▶ [Requirement]:
All entries, exactly as written, should be output again.

★ ★ ★ ★ ★ ★ ★

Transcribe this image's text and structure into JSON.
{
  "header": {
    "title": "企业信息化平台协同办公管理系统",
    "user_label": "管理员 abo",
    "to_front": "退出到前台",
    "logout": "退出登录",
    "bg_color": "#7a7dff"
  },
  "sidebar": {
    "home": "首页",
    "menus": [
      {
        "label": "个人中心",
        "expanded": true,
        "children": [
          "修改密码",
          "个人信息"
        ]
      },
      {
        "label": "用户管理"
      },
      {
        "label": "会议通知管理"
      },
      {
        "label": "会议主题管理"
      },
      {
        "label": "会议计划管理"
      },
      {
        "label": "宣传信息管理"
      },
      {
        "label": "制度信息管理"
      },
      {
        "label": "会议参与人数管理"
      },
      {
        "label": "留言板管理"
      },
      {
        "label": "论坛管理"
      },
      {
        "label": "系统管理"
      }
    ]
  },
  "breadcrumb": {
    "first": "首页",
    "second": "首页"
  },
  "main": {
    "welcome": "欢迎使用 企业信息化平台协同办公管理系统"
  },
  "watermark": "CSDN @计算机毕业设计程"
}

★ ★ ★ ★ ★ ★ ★

▶ [Answer for this exercise]:
Transcribe this image's text and structure into JSON.
{
  "header": {
    "title": "企业信息化平台协同办公管理系统",
    "user_label": "管理员 abo",
    "to_front": "退出到前台",
    "logout": "退出登录",
    "bg_color": "#7a7dff"
  },
  "sidebar": {
    "home": "首页",
    "menus": [
      {
        "label": "个人中心",
        "expanded": true,
        "children": [
          "修改密码",
          "个人信息"
        ]
      },
      {
        "label": "用户管理"
      },
      {
        "label": "会议通知管理"
      },
      {
        "label": "会议主题管理"
      },
      {
        "label": "会议计划管理"
      },
      {
        "label": "宣传信息管理"
      },
      {
        "label": "制度信息管理"
      },
      {
        "label": "会议参与人数管理"
      },
      {
        "label": "留言板管理"
      },
      {
        "label": "论坛管理"
      },
      {
        "label": "系统管理"
      }
    ]
  },
  "breadcrumb": {
    "first": "首页",
    "second": "首页"
  },
  "main": {
    "welcome": "欢迎使用 企业信息化平台协同办公管理系统"
  },
  "watermark": "CSDN @计算机毕业设计程"
}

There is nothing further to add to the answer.